Each Week Elleinadspir, A Place to Share and I will be working our way through the Listography 2011 Book with a rotating Link Part-tay! To find the list of the years topics, check out the Listography Link above. Today’s Topic: List things that scared you as a kid
I had a lot of fears as a kid including a debilitating fear of the dark that stayed with me until college. That's right! I said college. Just one in a string of endlessly embarrassing facts I've shared online.
As my son is developing and overcoming toddler fears I've been thinking a lot about fears and what they mean. Most fears are transitory, they come and go. One day he's terrified of the blue plastic whale, the next day he loves it. Blue plastic whale forever. Huzzah! And yet, his fears bother me immensely. I feel extremely angry when he is afraid of something. It is irrational. Why should I care if he fears the blue plastic whale? I've wondered why for awhile and now I think I know: I don't want him to be like me.
Don't get me wrong. I want him to be smart, and fun and whip up delicious tacos, but I don't want him to battle the anxiety that is my constant frenemy. I don't want him to be a twenty year old talking himself down from a fear of the dark. I don't want him to be thirty-year old pep-talking himself about the safety of flying in planes or the fact that public pools are safe despite the fact that they are filled with nefarious drains. I don't want him to lie awake worrying that x will happen to this person or that he'll never be able to recover from y mistake. I don't want him to waste his time worrying like I do, so when he's a scaredy cat, I want to grab his shoulders and scream "It's no big deal. There is nothing to be scared of."
I don't want him to suffer.
Of course this is useless and not just cause it's totally dumb to scream the fear out of your child. In fact it's just one more way my neurotic anxieties create imaginary problems that don't exist. Adult-style bogeymen if you will.
Here's the real truth: I was afraid of the dark as a child, but I'm not anymore. It doesn't matter what you feared as a child, it matters what you do with fear when you grow up. Today I'm taking one more step towards banishing my fears: I'm going to stop projecting my anxieties onto my child and let him be afraid of silly things. We all know in another ten years or so I"ll have bigger concerns than whether he is afraid of the car-wash.

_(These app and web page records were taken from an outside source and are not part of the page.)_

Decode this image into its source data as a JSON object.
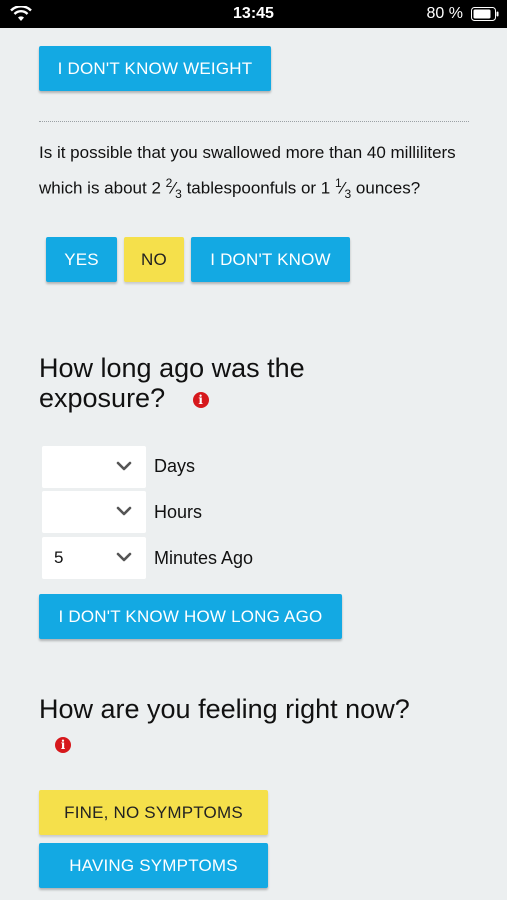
{
  "status": {
    "time": "13:45",
    "battery": "80 %"
  },
  "weight": {
    "unknown_button": "I DON'T KNOW WEIGHT"
  },
  "swallow_question": {
    "text_before_first_fraction": "Is it possible that you swallowed more than 40 milliliters which is about 2 ",
    "fraction1_num": "2",
    "fraction1_den": "3",
    "text_between_fractions": " tablespoonfuls or 1 ",
    "fraction2_num": "1",
    "fraction2_den": "3",
    "text_after": " ounces?",
    "yes_label": "YES",
    "no_label": "NO",
    "dont_know_label": "I DON'T KNOW"
  },
  "exposure": {
    "heading_line1": "How long ago was the",
    "heading_line2": "exposure?",
    "days": {
      "value": "",
      "label": "Days"
    },
    "hours": {
      "value": "",
      "label": "Hours"
    },
    "minutes": {
      "value": "5",
      "label": "Minutes Ago"
    },
    "unknown_button": "I DON'T KNOW HOW LONG AGO"
  },
  "feeling": {
    "heading": "How are you feeling right now?",
    "fine_label": "FINE, NO SYMPTOMS",
    "symptoms_label": "HAVING SYMPTOMS"
  },
  "colors": {
    "accent_blue": "#13a9e3",
    "highlight_yellow": "#f5e04b",
    "info_red": "#d6181c"
  },
  "icons": {
    "info": "info-icon",
    "chevron": "chevron-down-icon",
    "wifi": "wifi-icon",
    "battery": "battery-icon"
  }
}
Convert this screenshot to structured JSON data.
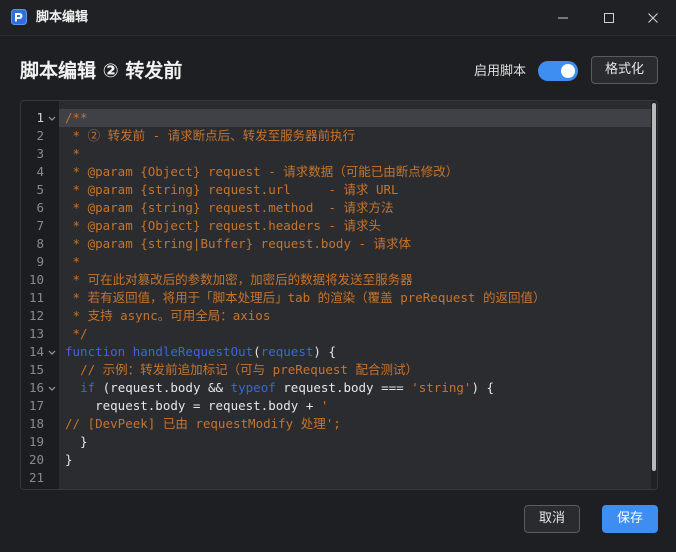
{
  "window": {
    "title": "脚本编辑"
  },
  "header": {
    "title": "脚本编辑 ② 转发前",
    "toggle_label": "启用脚本",
    "toggle_on": true,
    "format_label": "格式化"
  },
  "editor": {
    "active_line": 1,
    "lines": [
      {
        "n": "1",
        "fold": true,
        "tokens": [
          {
            "t": "c-comment",
            "s": "/**"
          }
        ]
      },
      {
        "n": "2",
        "fold": false,
        "tokens": [
          {
            "t": "c-comment",
            "s": " * ② 转发前 - 请求断点后、转发至服务器前执行"
          }
        ]
      },
      {
        "n": "3",
        "fold": false,
        "tokens": [
          {
            "t": "c-comment",
            "s": " *"
          }
        ]
      },
      {
        "n": "4",
        "fold": false,
        "tokens": [
          {
            "t": "c-comment",
            "s": " * @param {Object} request - 请求数据（可能已由断点修改）"
          }
        ]
      },
      {
        "n": "5",
        "fold": false,
        "tokens": [
          {
            "t": "c-comment",
            "s": " * @param {string} request.url     - 请求 URL"
          }
        ]
      },
      {
        "n": "6",
        "fold": false,
        "tokens": [
          {
            "t": "c-comment",
            "s": " * @param {string} request.method  - 请求方法"
          }
        ]
      },
      {
        "n": "7",
        "fold": false,
        "tokens": [
          {
            "t": "c-comment",
            "s": " * @param {Object} request.headers - 请求头"
          }
        ]
      },
      {
        "n": "8",
        "fold": false,
        "tokens": [
          {
            "t": "c-comment",
            "s": " * @param {string|Buffer} request.body - 请求体"
          }
        ]
      },
      {
        "n": "9",
        "fold": false,
        "tokens": [
          {
            "t": "c-comment",
            "s": " *"
          }
        ]
      },
      {
        "n": "10",
        "fold": false,
        "tokens": [
          {
            "t": "c-comment",
            "s": " * 可在此对篡改后的参数加密，加密后的数据将发送至服务器"
          }
        ]
      },
      {
        "n": "11",
        "fold": false,
        "tokens": [
          {
            "t": "c-comment",
            "s": " * 若有返回值，将用于「脚本处理后」tab 的渲染（覆盖 preRequest 的返回值）"
          }
        ]
      },
      {
        "n": "12",
        "fold": false,
        "tokens": [
          {
            "t": "c-comment",
            "s": " * 支持 async。可用全局：axios"
          }
        ]
      },
      {
        "n": "13",
        "fold": false,
        "tokens": [
          {
            "t": "c-comment",
            "s": " */"
          }
        ]
      },
      {
        "n": "14",
        "fold": true,
        "tokens": [
          {
            "t": "c-keyword",
            "s": "function"
          },
          {
            "t": "c-plain",
            "s": " "
          },
          {
            "t": "c-func",
            "s": "handleRequestOut"
          },
          {
            "t": "c-plain",
            "s": "("
          },
          {
            "t": "c-keyword",
            "s": "request"
          },
          {
            "t": "c-plain",
            "s": ") {"
          }
        ]
      },
      {
        "n": "15",
        "fold": false,
        "tokens": [
          {
            "t": "c-plain",
            "s": "  "
          },
          {
            "t": "c-comment",
            "s": "// 示例：转发前追加标记（可与 preRequest 配合测试）"
          }
        ]
      },
      {
        "n": "16",
        "fold": true,
        "tokens": [
          {
            "t": "c-plain",
            "s": "  "
          },
          {
            "t": "c-keyword",
            "s": "if"
          },
          {
            "t": "c-plain",
            "s": " (request.body && "
          },
          {
            "t": "c-keyword",
            "s": "typeof"
          },
          {
            "t": "c-plain",
            "s": " request.body === "
          },
          {
            "t": "c-string",
            "s": "'string'"
          },
          {
            "t": "c-plain",
            "s": ") {"
          }
        ]
      },
      {
        "n": "17",
        "fold": false,
        "tokens": [
          {
            "t": "c-plain",
            "s": "    request.body = request.body + "
          },
          {
            "t": "c-string",
            "s": "'"
          }
        ]
      },
      {
        "n": "18",
        "fold": false,
        "tokens": [
          {
            "t": "c-comment",
            "s": "// [DevPeek] 已由 requestModify 处理';"
          }
        ]
      },
      {
        "n": "19",
        "fold": false,
        "tokens": [
          {
            "t": "c-plain",
            "s": "  }"
          }
        ]
      },
      {
        "n": "20",
        "fold": false,
        "tokens": [
          {
            "t": "c-plain",
            "s": "}"
          }
        ]
      },
      {
        "n": "21",
        "fold": false,
        "tokens": []
      }
    ]
  },
  "footer": {
    "cancel_label": "取消",
    "save_label": "保存"
  },
  "colors": {
    "accent": "#3d8ef0",
    "comment": "#c6742c",
    "keyword": "#3a67d8"
  },
  "icons": {
    "app": "app-logo-icon",
    "minimize": "minimize-icon",
    "maximize": "maximize-icon",
    "close": "close-icon",
    "fold": "chevron-down-icon"
  }
}
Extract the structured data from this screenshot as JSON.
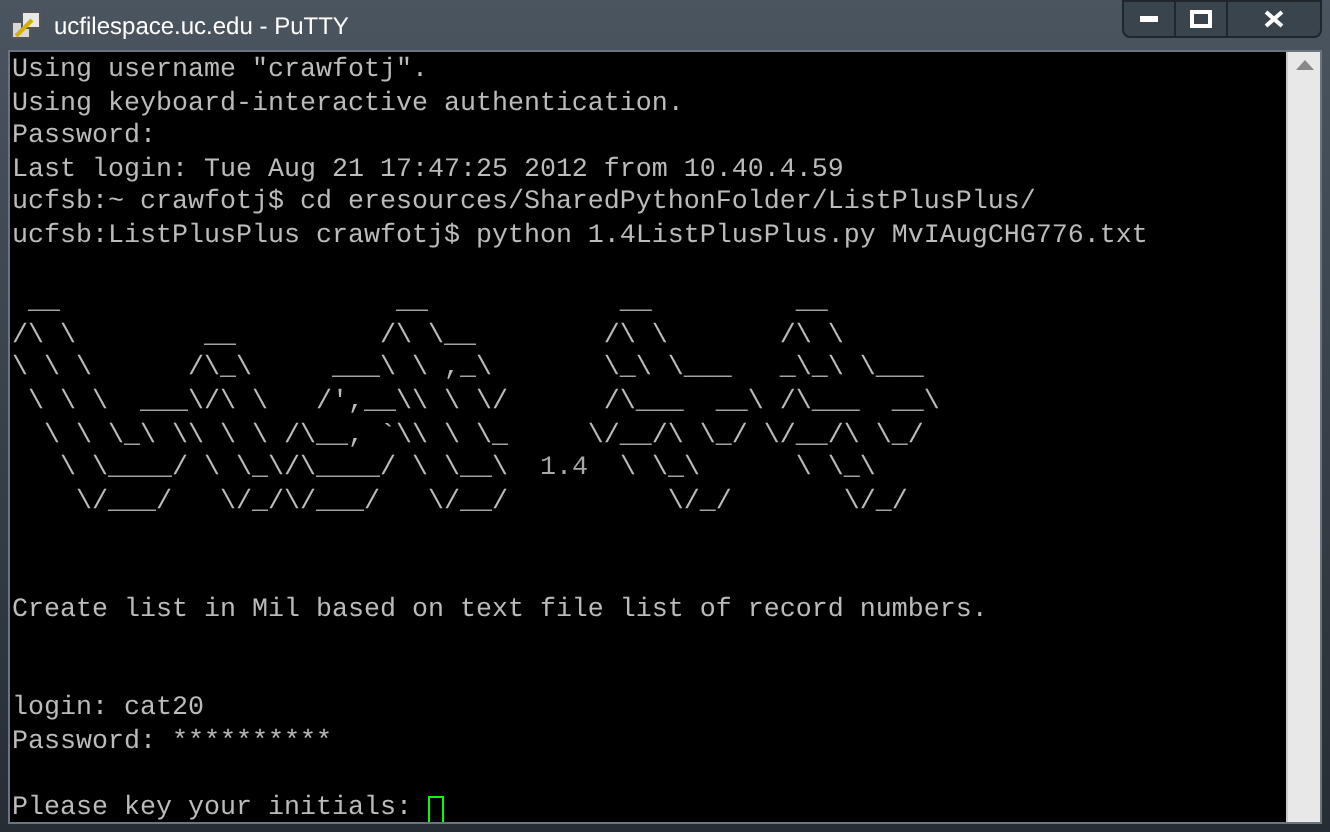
{
  "window": {
    "title": "ucfilespace.uc.edu - PuTTY"
  },
  "session_lines": [
    "Using username \"crawfotj\".",
    "Using keyboard-interactive authentication.",
    "Password:",
    "Last login: Tue Aug 21 17:47:25 2012 from 10.40.4.59",
    "ucfsb:~ crawfotj$ cd eresources/SharedPythonFolder/ListPlusPlus/",
    "ucfsb:ListPlusPlus crawfotj$ python 1.4ListPlusPlus.py MvIAugCHG776.txt"
  ],
  "banner": {
    "lines": [
      {
        "text": " __                     __            __         __"
      },
      {
        "text": "/\\ \\        __         /\\ \\__        /\\ \\       /\\ \\"
      },
      {
        "text": "\\ \\ \\      /\\_\\     ___\\ \\ ,_\\       \\_\\ \\___   _\\_\\ \\___"
      },
      {
        "text": " \\ \\ \\  ___\\/\\ \\   /',__\\\\ \\ \\/      /\\___  __\\ /\\___  __\\"
      },
      {
        "text": "  \\ \\ \\_\\ \\\\ \\ \\ /\\__, `\\\\ \\ \\_     \\/__/\\ \\_/ \\/__/\\ \\_/"
      },
      {
        "text": "   \\ \\____/ \\ \\_\\/\\____/ \\ \\__\\",
        "version": "1.4",
        "rest": "  \\ \\_\\      \\ \\_\\"
      },
      {
        "text": "    \\/___/   \\/_/\\/___/   \\/__/          \\/_/       \\/_/"
      }
    ]
  },
  "message": "Create list in Mil based on text file list of record numbers.",
  "login_lines": [
    "login: cat20",
    "Password: **********"
  ],
  "prompt": "Please key your initials: "
}
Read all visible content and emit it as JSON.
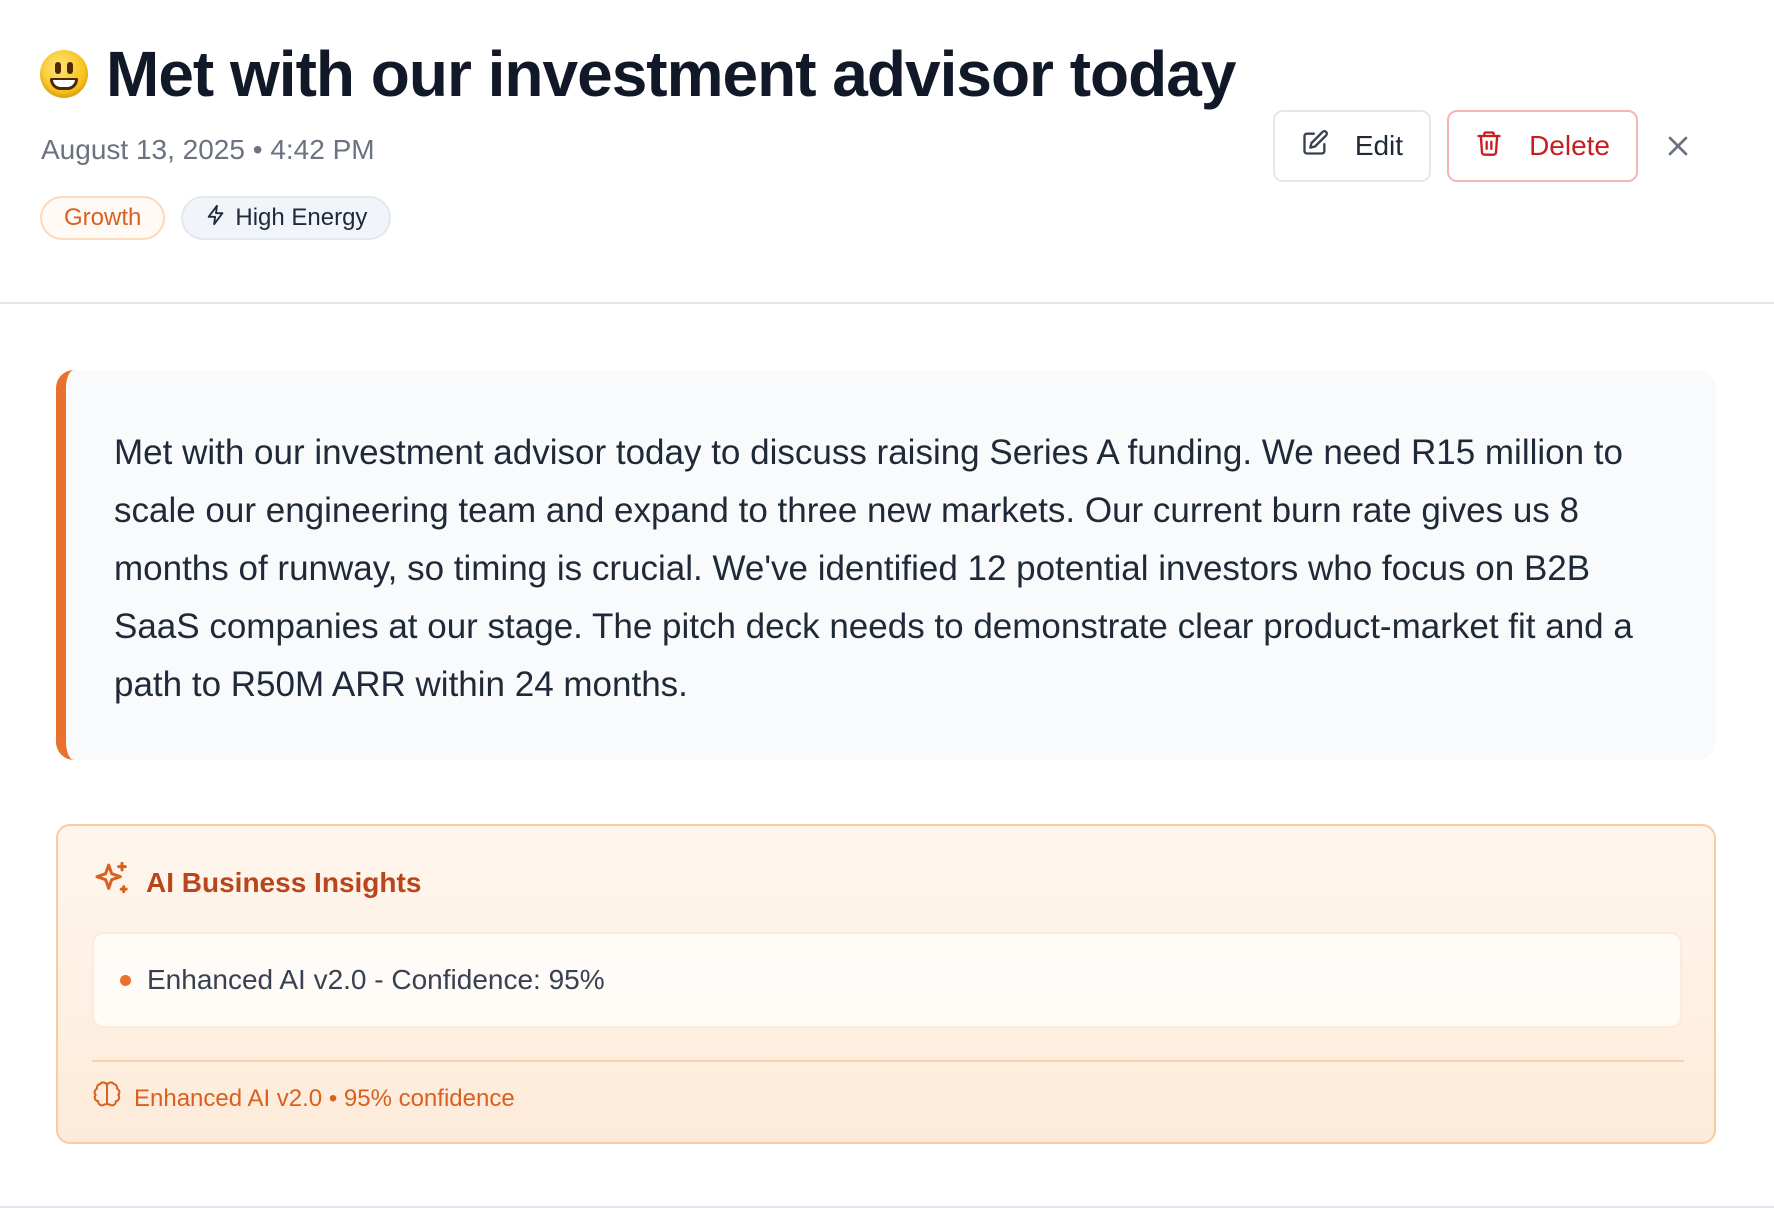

I've got the link. Blog about your thoughts on childhood fears and link to the post below or leave your thoughts in the comments. PS-I was a major fail on writing this post in list format. Perhaps it should become the List Love Blog Prompt Book Club?